About this exercise: Look through the records, and wherever the string "Month" turns up, copy out that line.

===============

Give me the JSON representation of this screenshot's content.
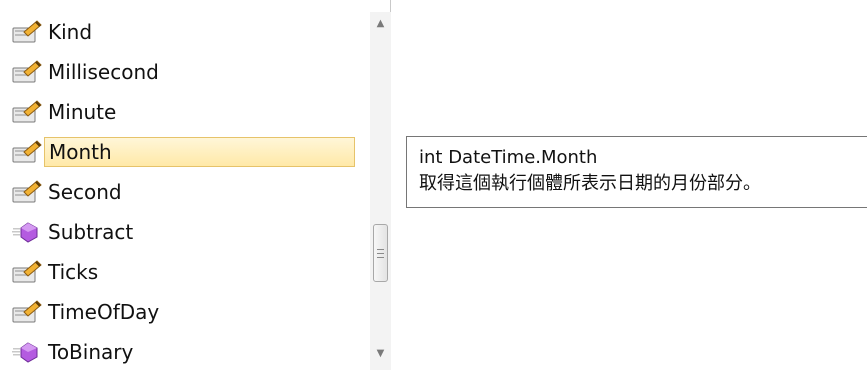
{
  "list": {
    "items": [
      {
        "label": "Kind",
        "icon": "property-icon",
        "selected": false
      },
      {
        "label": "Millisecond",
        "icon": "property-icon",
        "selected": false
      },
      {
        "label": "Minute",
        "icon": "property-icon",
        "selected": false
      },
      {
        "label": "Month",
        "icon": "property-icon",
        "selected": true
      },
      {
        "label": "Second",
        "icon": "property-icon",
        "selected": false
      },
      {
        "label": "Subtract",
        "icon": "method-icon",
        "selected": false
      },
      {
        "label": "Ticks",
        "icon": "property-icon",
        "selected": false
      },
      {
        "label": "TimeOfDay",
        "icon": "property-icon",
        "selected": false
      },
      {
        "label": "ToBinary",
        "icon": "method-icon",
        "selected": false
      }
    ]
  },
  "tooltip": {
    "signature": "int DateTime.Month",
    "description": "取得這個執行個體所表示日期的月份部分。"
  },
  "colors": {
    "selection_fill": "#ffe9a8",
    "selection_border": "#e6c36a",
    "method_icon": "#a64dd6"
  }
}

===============

Written solution:
        "label": "Month",
    "signature": "int DateTime.Month",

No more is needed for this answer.